    • Directorate of public health – which will take care of administration of hospitals and work related to public health
    • Directorate of medical education – covering medical education and colleges.
  • These will be under the Director General Health (Modern Medicine).
  • Public health activities will be brought under the District Medical Officer (Health).
  • A separate public health directorate will help in tackling public health issues including prevention and control of the infectious diseases effectively.
  • The immunisation programmes, disease control and prevention programmes which are now being carried out by the directorate of health services, will be transferred to public health directorate once it is formed.

Legislation

  • The Kerala Clinical Establishments (Registration and Regulation) Act, 2018 was already passed by Kerala Legislative assembly and came to existence on January 1, 2019. The objective of the Act is to provide for the registration and regulation of clinical establishments (public and private) to ensure that minimum standards of facilities and services provided by such establishments.
  • The Government will bring a comprehensive Kerala Public Health Act which take into account environmental, lifestyle and other issues faced by Kerala. It will replace Travancore-Cochin Public Health Act and Malabar Public Health Act.
  • As of now, the registration of medical practitioners in Travancore-Cochin region is under Travancore-Cochin Medical Practitioners Act (1953) and those in Malabar region are under Madras Medical Practitioners Act (1914). While the former allow medical practitioners in all medicine systems, the latter allow only modern medicine. The Government will bring Kerala Unified Medical Practitioners Act to tackle this problem.
  • Nurses and Midwives Act 1953 will be modified to allow nursing teachers to participate in health care and treatments. This will make them more qualified teachers.

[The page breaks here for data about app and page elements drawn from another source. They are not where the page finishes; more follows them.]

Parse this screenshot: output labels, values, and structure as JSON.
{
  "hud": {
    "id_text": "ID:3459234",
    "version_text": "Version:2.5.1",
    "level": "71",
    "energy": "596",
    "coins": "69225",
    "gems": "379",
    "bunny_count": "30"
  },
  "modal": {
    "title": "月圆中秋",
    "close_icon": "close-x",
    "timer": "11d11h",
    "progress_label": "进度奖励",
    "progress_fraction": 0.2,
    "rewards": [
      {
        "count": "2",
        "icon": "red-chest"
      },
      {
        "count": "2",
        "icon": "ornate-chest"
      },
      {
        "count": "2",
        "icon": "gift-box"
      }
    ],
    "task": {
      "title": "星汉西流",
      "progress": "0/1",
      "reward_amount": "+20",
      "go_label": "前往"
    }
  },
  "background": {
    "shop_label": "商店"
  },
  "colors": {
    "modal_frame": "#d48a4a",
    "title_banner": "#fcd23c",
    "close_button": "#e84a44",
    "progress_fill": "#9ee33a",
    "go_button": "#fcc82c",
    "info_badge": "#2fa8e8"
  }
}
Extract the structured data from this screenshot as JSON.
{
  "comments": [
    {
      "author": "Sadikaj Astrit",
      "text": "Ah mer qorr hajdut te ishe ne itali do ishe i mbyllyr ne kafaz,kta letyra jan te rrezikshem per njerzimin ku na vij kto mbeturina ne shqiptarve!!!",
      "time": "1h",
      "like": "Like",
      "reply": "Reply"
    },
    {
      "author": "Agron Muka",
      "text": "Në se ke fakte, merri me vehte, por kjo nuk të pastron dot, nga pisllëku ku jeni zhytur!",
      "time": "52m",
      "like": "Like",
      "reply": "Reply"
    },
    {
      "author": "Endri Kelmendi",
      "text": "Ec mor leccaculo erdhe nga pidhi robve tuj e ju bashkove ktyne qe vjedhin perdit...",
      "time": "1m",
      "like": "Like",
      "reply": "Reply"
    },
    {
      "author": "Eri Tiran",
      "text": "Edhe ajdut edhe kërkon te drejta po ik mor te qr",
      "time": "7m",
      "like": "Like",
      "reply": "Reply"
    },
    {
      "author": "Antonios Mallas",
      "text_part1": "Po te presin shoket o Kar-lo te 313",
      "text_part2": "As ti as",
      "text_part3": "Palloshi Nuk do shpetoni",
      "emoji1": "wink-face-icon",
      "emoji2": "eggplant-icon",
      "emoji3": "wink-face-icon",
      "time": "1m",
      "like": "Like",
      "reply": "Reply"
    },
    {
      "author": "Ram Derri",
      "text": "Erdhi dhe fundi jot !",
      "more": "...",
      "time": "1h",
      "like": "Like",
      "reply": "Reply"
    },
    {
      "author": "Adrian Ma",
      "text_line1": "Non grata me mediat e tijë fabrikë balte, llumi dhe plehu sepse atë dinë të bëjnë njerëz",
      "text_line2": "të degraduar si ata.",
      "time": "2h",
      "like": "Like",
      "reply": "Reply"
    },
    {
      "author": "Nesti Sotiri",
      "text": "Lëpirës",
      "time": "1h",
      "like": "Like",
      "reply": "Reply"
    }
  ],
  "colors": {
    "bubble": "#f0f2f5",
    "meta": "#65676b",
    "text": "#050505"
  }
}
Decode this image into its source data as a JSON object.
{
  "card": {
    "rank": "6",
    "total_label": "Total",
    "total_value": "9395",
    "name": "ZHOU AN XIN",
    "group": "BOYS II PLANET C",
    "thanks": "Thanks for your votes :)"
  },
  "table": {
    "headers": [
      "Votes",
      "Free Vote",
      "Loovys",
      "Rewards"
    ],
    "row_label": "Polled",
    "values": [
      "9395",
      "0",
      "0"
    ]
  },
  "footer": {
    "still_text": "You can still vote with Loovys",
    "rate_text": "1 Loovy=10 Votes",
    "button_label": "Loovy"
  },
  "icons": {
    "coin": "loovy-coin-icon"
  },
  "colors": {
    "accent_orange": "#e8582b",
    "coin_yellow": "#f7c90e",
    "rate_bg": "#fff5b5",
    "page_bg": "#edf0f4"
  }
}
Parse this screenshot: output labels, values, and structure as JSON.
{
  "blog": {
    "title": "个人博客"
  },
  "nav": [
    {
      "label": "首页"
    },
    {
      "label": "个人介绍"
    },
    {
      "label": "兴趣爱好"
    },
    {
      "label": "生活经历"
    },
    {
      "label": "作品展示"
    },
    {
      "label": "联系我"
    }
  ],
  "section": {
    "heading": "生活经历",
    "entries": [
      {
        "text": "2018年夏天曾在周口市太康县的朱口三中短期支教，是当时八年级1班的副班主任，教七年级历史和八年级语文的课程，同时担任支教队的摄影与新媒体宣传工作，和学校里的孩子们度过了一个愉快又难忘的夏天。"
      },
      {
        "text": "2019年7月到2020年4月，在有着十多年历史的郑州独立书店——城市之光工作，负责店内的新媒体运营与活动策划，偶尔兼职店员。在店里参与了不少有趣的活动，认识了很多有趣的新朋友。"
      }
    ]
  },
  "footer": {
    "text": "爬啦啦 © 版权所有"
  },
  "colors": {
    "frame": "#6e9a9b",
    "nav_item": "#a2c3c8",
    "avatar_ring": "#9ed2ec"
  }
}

Other Provisions

  • Multi Disciplinary Research Units (DRU) will be established in all government medical colleges with the help of Department of Health Research, Government of India.
  • The appointment of nurses, technicians and pharmacists would be regulated in a transparent manner.
  • Special ambulances will be deployed with trained staff in potential accident-prone zones.
  • Comprehensive trauma care facilities will be provided by pooling resources of government, private and cooperative hospitals in every 10 km area.
  • The ongoing Mrithasanjeevni programme (deceased organ donor programme) will be strengthened. Organ transplant facilities will be extended to other medical college hospitals.
  • Many of the things outlined in the policy, aimed at improving public health delivery, focussing on preventive and primary care, were already being implemented by the government through Aardram Mission.

(Courtesy: The Hindu, Deccan Chronicle, The Scroll)

 

 

Leave a Comment